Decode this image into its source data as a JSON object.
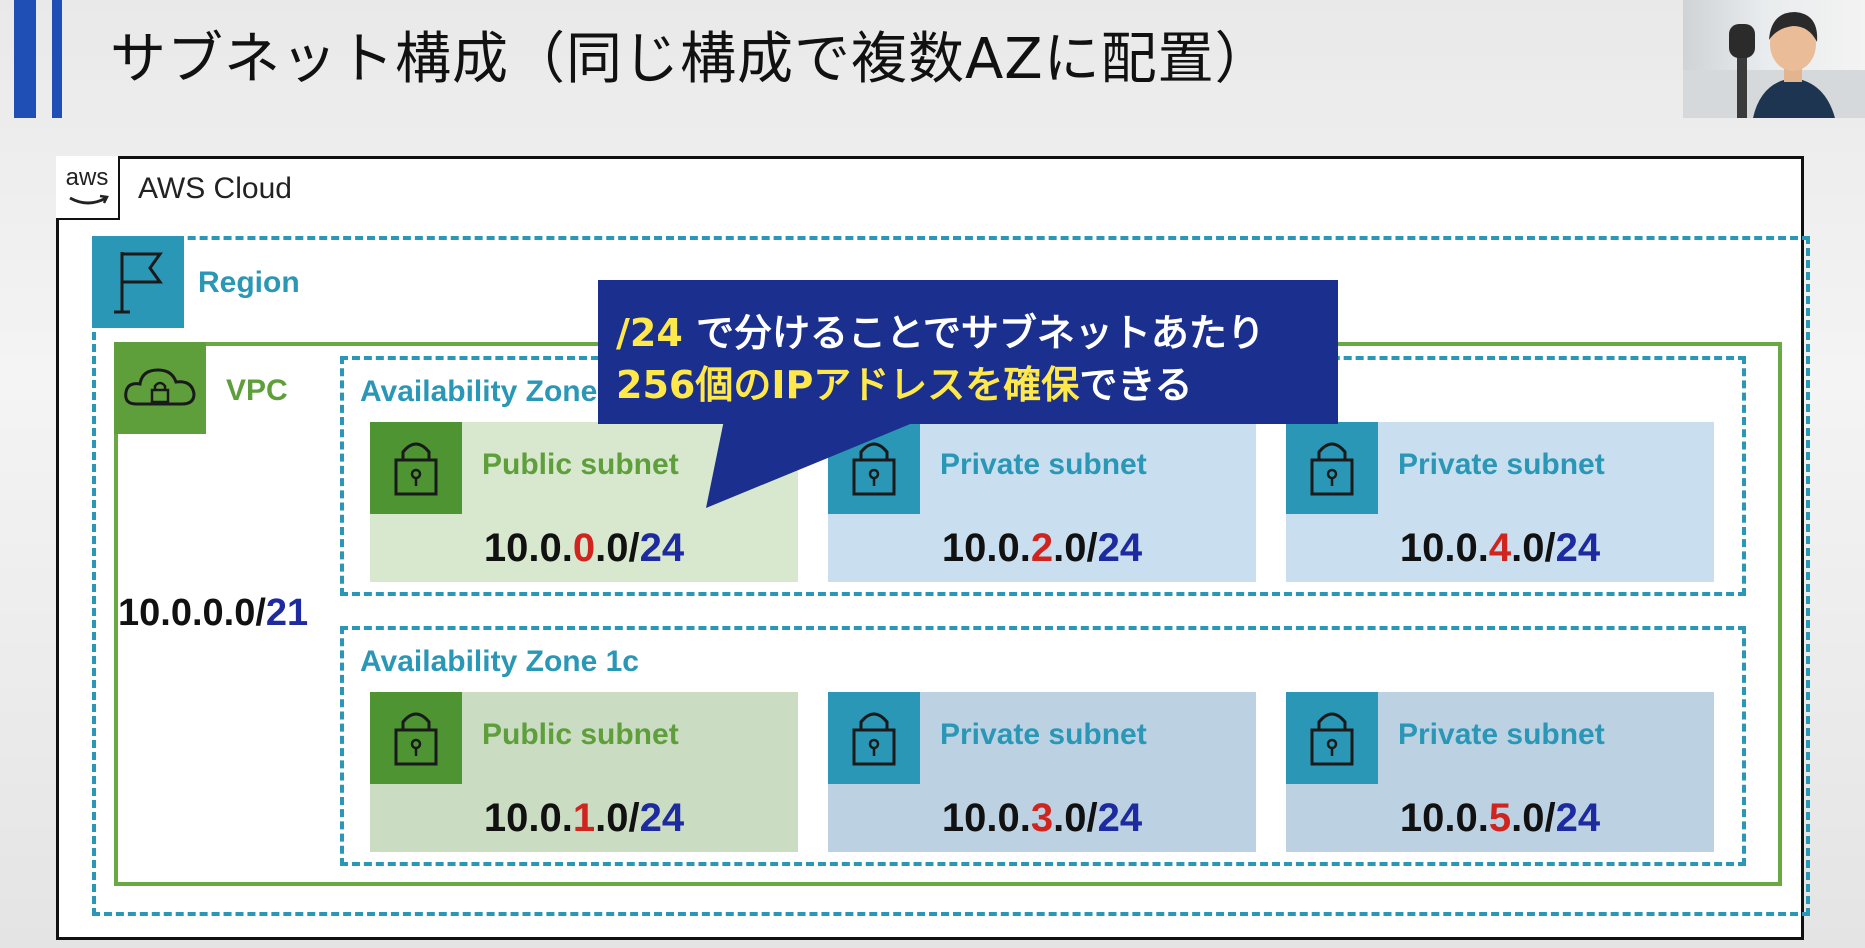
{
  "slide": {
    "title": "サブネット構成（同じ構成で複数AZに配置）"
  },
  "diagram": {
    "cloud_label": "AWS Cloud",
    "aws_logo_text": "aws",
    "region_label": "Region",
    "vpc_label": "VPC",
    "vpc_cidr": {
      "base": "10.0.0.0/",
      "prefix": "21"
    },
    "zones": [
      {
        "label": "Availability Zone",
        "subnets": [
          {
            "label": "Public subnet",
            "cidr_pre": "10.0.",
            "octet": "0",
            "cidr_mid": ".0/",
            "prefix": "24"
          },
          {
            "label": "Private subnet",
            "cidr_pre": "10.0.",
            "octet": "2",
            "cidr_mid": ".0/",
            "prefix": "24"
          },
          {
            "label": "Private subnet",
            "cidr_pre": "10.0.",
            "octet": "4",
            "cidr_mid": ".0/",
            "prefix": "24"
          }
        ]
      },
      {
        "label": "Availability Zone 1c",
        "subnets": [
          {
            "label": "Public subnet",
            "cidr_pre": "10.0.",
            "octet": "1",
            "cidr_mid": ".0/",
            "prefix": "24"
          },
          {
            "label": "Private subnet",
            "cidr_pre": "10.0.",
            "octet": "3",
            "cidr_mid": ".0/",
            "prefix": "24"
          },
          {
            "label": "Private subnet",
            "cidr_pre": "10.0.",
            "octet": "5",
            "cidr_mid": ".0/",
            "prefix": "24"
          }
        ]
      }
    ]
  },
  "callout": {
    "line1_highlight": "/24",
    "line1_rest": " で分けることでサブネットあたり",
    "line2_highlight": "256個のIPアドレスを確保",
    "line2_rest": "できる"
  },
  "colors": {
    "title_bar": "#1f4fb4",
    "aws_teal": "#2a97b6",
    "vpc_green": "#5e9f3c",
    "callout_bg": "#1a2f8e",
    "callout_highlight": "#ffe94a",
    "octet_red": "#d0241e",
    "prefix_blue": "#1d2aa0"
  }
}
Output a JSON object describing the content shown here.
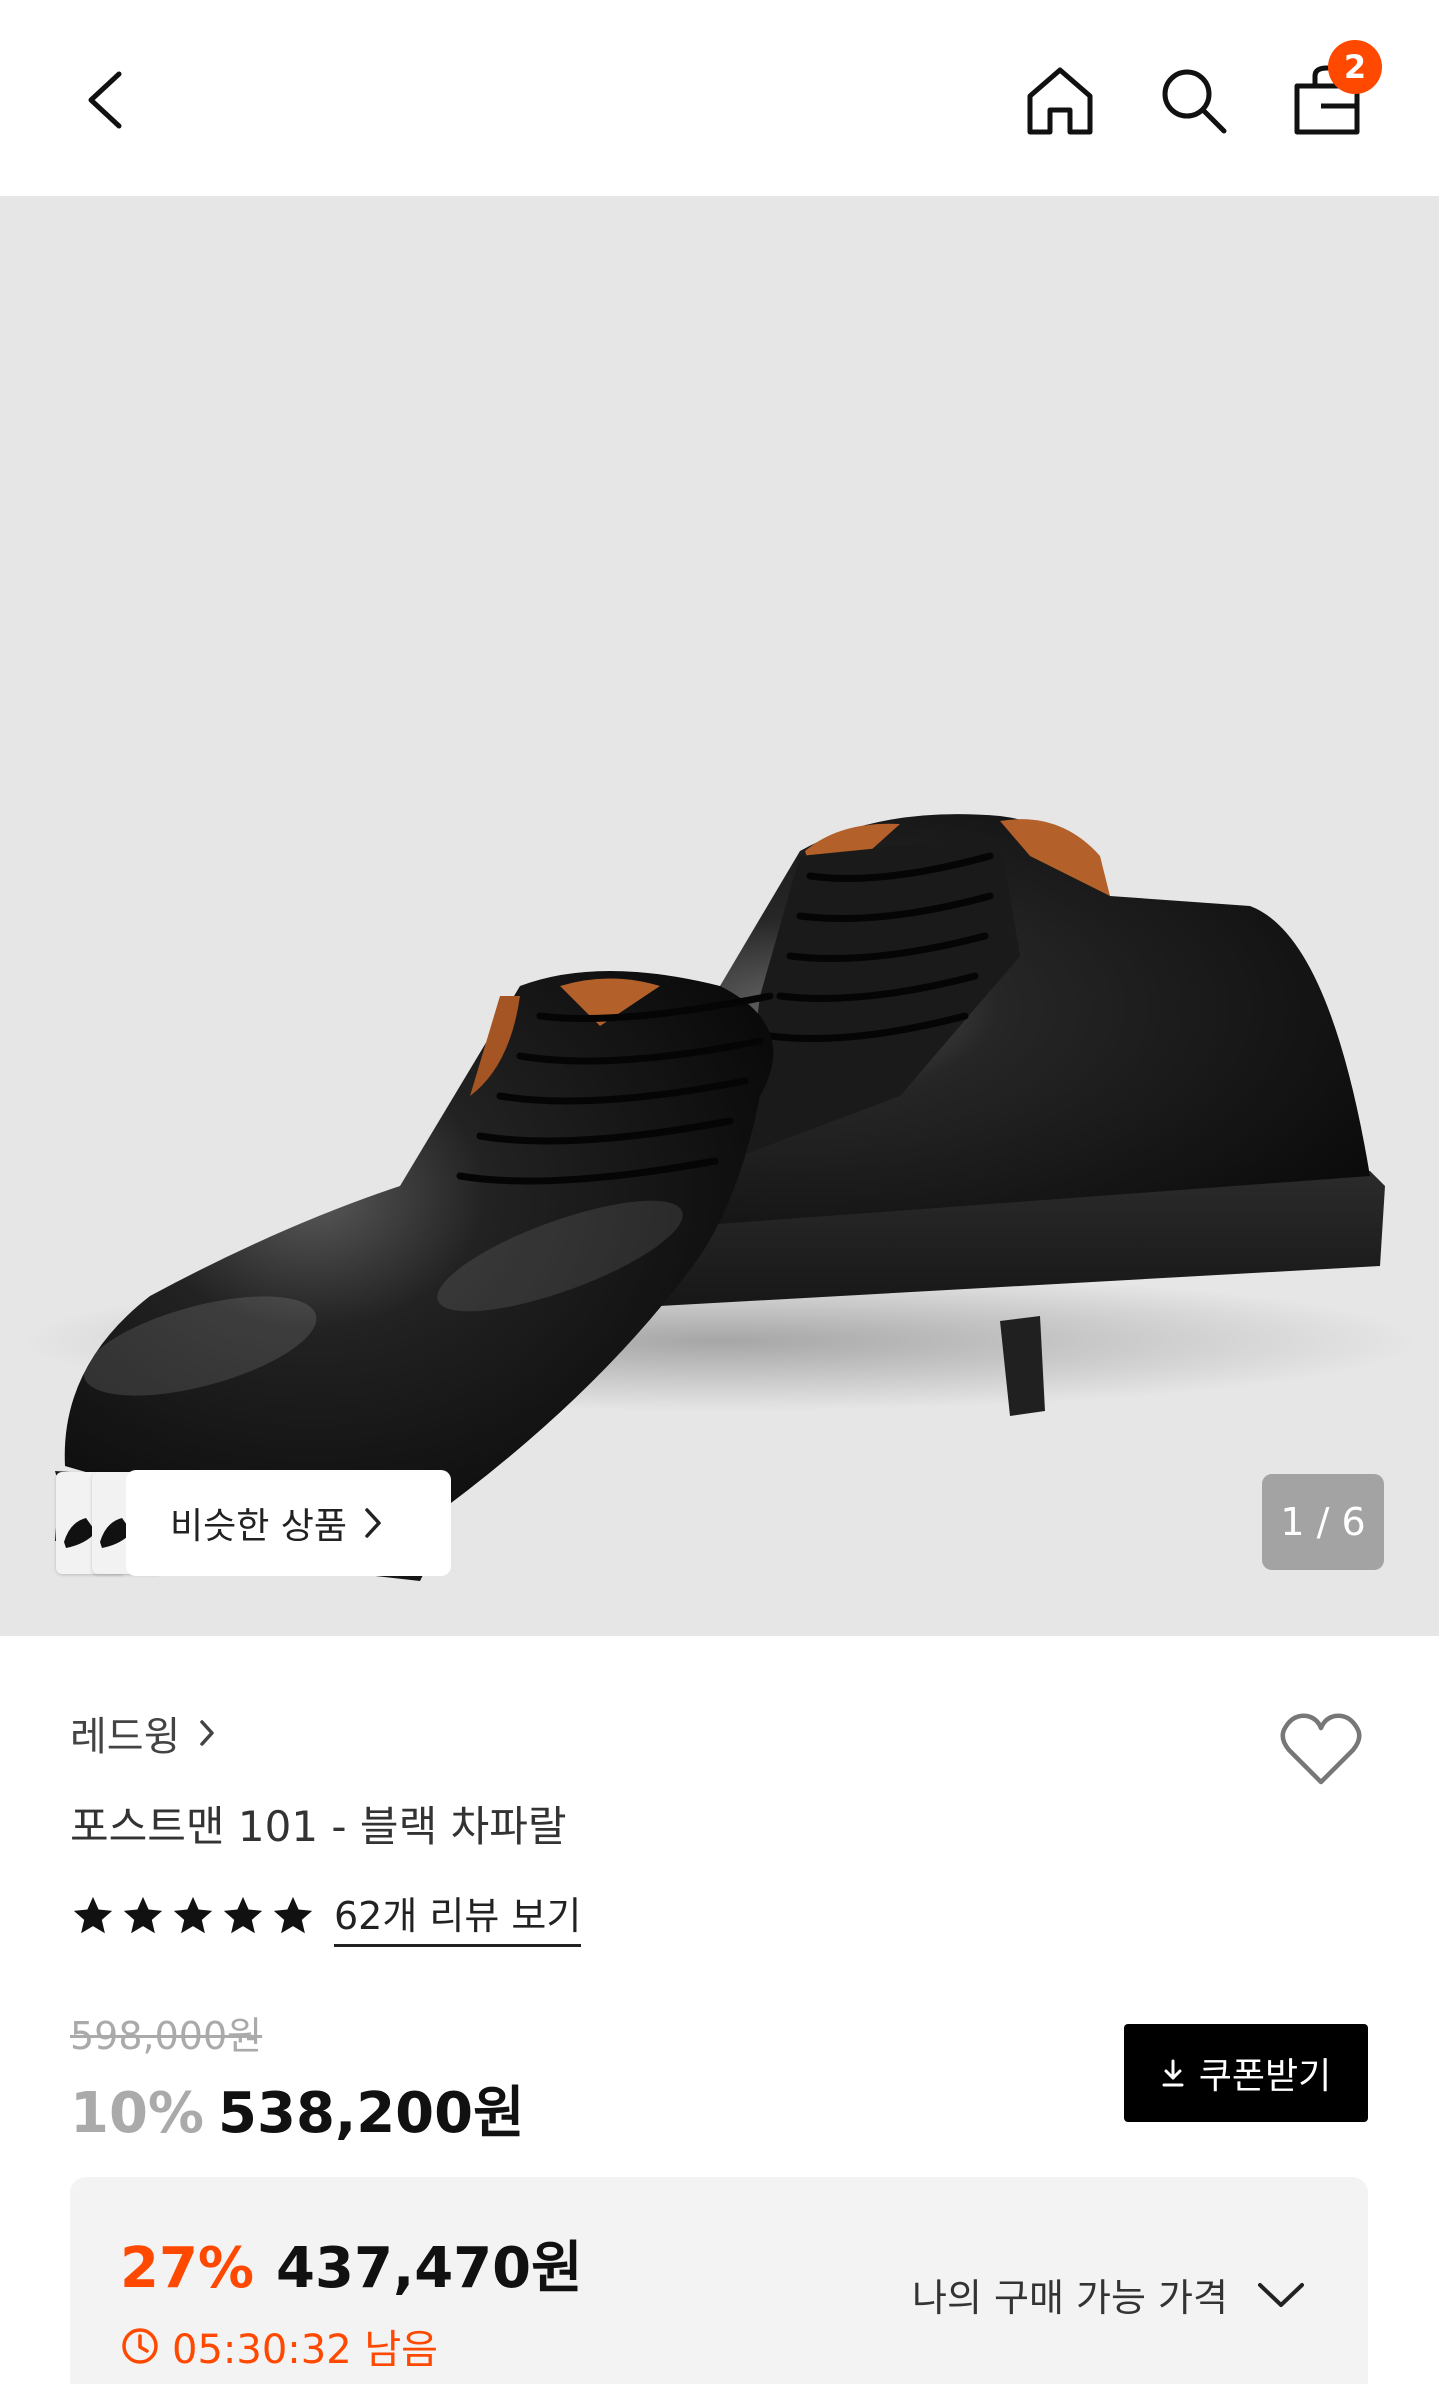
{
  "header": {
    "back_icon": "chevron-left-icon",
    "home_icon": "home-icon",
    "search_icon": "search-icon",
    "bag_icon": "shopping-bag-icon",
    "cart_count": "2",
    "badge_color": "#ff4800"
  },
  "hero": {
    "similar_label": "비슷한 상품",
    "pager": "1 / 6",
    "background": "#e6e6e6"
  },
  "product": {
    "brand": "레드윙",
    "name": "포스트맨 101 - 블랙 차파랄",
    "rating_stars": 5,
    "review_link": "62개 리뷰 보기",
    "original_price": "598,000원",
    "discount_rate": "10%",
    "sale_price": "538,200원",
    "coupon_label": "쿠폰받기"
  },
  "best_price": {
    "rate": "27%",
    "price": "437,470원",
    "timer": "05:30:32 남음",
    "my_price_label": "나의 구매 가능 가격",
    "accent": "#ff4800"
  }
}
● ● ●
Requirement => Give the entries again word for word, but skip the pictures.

Reply =>
Decode this image into its source data as a JSON object.
{
  "slide": {
    "title": "サブネット構成（同じ構成で複数AZに配置）"
  },
  "diagram": {
    "cloud_label": "AWS Cloud",
    "aws_logo_text": "aws",
    "region_label": "Region",
    "vpc_label": "VPC",
    "vpc_cidr": {
      "base": "10.0.0.0/",
      "prefix": "21"
    },
    "zones": [
      {
        "label": "Availability Zone",
        "subnets": [
          {
            "label": "Public subnet",
            "cidr_pre": "10.0.",
            "octet": "0",
            "cidr_mid": ".0/",
            "prefix": "24"
          },
          {
            "label": "Private subnet",
            "cidr_pre": "10.0.",
            "octet": "2",
            "cidr_mid": ".0/",
            "prefix": "24"
          },
          {
            "label": "Private subnet",
            "cidr_pre": "10.0.",
            "octet": "4",
            "cidr_mid": ".0/",
            "prefix": "24"
          }
        ]
      },
      {
        "label": "Availability Zone 1c",
        "subnets": [
          {
            "label": "Public subnet",
            "cidr_pre": "10.0.",
            "octet": "1",
            "cidr_mid": ".0/",
            "prefix": "24"
          },
          {
            "label": "Private subnet",
            "cidr_pre": "10.0.",
            "octet": "3",
            "cidr_mid": ".0/",
            "prefix": "24"
          },
          {
            "label": "Private subnet",
            "cidr_pre": "10.0.",
            "octet": "5",
            "cidr_mid": ".0/",
            "prefix": "24"
          }
        ]
      }
    ]
  },
  "callout": {
    "line1_highlight": "/24",
    "line1_rest": " で分けることでサブネットあたり",
    "line2_highlight": "256個のIPアドレスを確保",
    "line2_rest": "できる"
  },
  "colors": {
    "title_bar": "#1f4fb4",
    "aws_teal": "#2a97b6",
    "vpc_green": "#5e9f3c",
    "callout_bg": "#1a2f8e",
    "callout_highlight": "#ffe94a",
    "octet_red": "#d0241e",
    "prefix_blue": "#1d2aa0"
  }
}
Output a JSON object describing the content shown here.
{
  "header": {
    "back_icon": "chevron-left-icon",
    "home_icon": "home-icon",
    "search_icon": "search-icon",
    "bag_icon": "shopping-bag-icon",
    "cart_count": "2",
    "badge_color": "#ff4800"
  },
  "hero": {
    "similar_label": "비슷한 상품",
    "pager": "1 / 6",
    "background": "#e6e6e6"
  },
  "product": {
    "brand": "레드윙",
    "name": "포스트맨 101 - 블랙 차파랄",
    "rating_stars": 5,
    "review_link": "62개 리뷰 보기",
    "original_price": "598,000원",
    "discount_rate": "10%",
    "sale_price": "538,200원",
    "coupon_label": "쿠폰받기"
  },
  "best_price": {
    "rate": "27%",
    "price": "437,470원",
    "timer": "05:30:32 남음",
    "my_price_label": "나의 구매 가능 가격",
    "accent": "#ff4800"
  }
}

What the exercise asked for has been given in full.